A few weeks ago, Claire was invited to a birthday party at the movies to see “A Wrinkle in Time.” It’s a movie about a girl who has to find her lost father. Thoughtfully, the mother of the birthday girl texted me to see if I thought it would be a good idea for Claire to watch the movie, or if it was better to plan a separate event for our two kids. I talked to Claire about it, and we watched the trailer together. She was excited about the movie, and didn’t seem upset by any of it, so I let her go.
But this got me thinking. If this movie was a trigger for Claire, then I probably can’t let her watch movies anymore. At least not Disney movies. Think about it – Cinderella, Snow White, Frozen, the Princess and the Frog, Finding Nemo…all with at least one dead parent. And that’s just what I could think of off the top of my head in the two minutes it took me to write this paragraph.
It makes for a great storyline. One or both parents die, the child has to struggle and learn important life lessons, the child triumphs.
Back in the real world, a parent dies and the child is confused and worried and whiny and maybe even joyful, all while the child is learning multiplication tables and how to hit a baseball. Life continues as usual in many ways, just without mom or dad.
In these movies, untimely death is common. In real life, we’re lucky that it’s not. But now that Shawn has died, and we are trying to figure out how to make our way in the world without a husband and a father, it can make us all feel really alone. Part of this, I think, is that I live in a neighborhood where parents are very unlikely to die or be absent for some other reason. My kids get that our family now looks different from other people’s families.
But our family doesn’t look different from a lot of the families we see on TV. In fact, I came home the other day and my kids were watching their favorite new show, “Fuller House.” It is a spin-off of the original “Full House” and just as that show featured a widower raising 3 girls with the help of friends and family, this show also depicts a widow raising 3 boys (in the same house as the earlier show, no less.) It’s a silly show, so of course my kids love it. What I find odd about the show, which I have unfortunately watched many times, is that the widow’s husband is almost never discussed. He is absent, his death unspoken and their grief gone as well. Similar to the first “Full House,” the dead parent provides merely the backstory to the “crazy” set-up of unmarried adults raising children together.
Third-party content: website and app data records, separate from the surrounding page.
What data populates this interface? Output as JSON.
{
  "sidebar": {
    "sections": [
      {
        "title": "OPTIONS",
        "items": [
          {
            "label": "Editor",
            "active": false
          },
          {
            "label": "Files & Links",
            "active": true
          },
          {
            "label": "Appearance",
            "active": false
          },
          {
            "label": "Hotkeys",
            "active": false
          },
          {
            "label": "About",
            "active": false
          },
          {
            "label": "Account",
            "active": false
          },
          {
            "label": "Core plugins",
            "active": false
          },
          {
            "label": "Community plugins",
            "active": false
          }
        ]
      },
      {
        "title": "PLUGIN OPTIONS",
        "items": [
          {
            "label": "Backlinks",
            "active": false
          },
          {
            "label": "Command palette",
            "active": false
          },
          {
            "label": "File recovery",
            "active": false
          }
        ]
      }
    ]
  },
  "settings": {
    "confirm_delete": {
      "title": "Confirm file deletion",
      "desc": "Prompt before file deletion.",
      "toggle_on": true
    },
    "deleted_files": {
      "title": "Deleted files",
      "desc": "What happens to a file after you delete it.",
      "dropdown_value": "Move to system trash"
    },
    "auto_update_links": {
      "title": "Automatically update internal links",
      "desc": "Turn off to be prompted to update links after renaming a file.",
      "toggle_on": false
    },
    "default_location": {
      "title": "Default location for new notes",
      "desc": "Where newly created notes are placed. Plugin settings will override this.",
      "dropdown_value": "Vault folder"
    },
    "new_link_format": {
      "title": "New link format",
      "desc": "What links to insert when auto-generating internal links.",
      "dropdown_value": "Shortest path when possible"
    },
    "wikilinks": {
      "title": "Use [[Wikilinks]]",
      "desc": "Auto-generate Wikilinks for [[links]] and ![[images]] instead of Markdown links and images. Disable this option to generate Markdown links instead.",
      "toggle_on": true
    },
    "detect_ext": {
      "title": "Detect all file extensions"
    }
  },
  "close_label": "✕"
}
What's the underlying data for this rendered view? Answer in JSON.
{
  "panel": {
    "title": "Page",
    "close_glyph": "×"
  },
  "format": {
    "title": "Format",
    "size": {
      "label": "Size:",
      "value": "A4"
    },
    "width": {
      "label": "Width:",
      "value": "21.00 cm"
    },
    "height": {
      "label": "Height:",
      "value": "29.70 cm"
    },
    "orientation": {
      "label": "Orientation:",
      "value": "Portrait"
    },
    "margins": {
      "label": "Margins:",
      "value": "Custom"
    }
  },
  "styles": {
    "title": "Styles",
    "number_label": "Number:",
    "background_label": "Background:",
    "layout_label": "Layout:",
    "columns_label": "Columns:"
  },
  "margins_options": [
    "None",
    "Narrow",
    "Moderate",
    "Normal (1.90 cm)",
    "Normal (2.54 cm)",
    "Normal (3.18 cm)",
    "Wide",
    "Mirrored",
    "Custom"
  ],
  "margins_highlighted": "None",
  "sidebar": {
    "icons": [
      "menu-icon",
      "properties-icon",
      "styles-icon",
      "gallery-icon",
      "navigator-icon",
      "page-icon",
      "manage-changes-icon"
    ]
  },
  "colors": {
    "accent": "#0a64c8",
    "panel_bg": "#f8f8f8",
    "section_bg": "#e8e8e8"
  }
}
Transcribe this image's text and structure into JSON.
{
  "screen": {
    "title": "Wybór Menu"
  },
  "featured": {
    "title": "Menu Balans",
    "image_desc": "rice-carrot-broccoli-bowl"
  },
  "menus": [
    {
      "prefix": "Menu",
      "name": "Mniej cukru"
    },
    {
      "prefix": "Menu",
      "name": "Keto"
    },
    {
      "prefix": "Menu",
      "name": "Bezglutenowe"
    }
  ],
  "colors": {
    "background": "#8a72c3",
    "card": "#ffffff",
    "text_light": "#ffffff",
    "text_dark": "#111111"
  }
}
Much the show doesn’t make any sense to me. The father in the picture has presumably been dead for under a year. And yet the mother and the kids seem untraumatized. There is very little discussion of the teenage boy not having his dad around to learn to shave or navigate dating or anything else. There are a ton of “hilarious” scenes in which the mom has to figure out how to parent three young boys. But there is no grief. It is just not there.
What are my children taking from this show? Are they learning that when a parent is gone, they should just move on? The dad in the show doesn’t show up in any visible family photos on the wall, or in any stories from the family. The main drama is the “hilarity” that ensues by having different crazy adults in one house, all trying to parent together.
I get it. Watching a normal family in a house is not that interesting. Three women together trying to raise young kids – well, that could have it’s own little show! But while the show has the pretext of the very difficult situation of a dead parent, it does not engage with any of the emotions that a normal family would have after the loss of their father and husband.
To be fair, most Disney movies don’t either. Sure, there might be a 10-second shot of a child looking longingly at a photo of mom or dad (or both) but that’s about it. Frozen, for example, does this a bit, by displaying the hurt of being separated from both the parents (through death) and the sister (through avoidance.) But it’s still done almost totally through the time period of one song. Grief, if it shows up at all in children’s movies and shows, is brief and contained.
Sometimes, this is true for my kids. They move through life without the same daily grief that I have. But it doesn’t just go away. The other day, I was walking with Claire and totally out of the blue, she said, “I just wish Daddy was here. I just wish it!” We talked about how sometimes in the daily moments of life, we feel this way, and it can make us feel really sad.
And we talk about Shawn. We talk about all the things he liked to do and the funny jokes he told. We talk about the food he ate and we talk about the shows he watched. We talk about him, because death shouldn’t erase him. His death shouldn’t be a backdrop from which my children can learn resilience. His death isn’t what defined him, and it wasn’t what should define my children.
My kids are not Disney characters or sitcom stars, and so their loss isn’t one-dimensional. They live in the complex world where sometimes they will feel sad while they are skipping home from school or riding their bikes in the alley. And that’s okay. Every sad moment they have and every obstacle they face does not need a perfect resolution.
Image Credit: Stefanie Harrington Photography.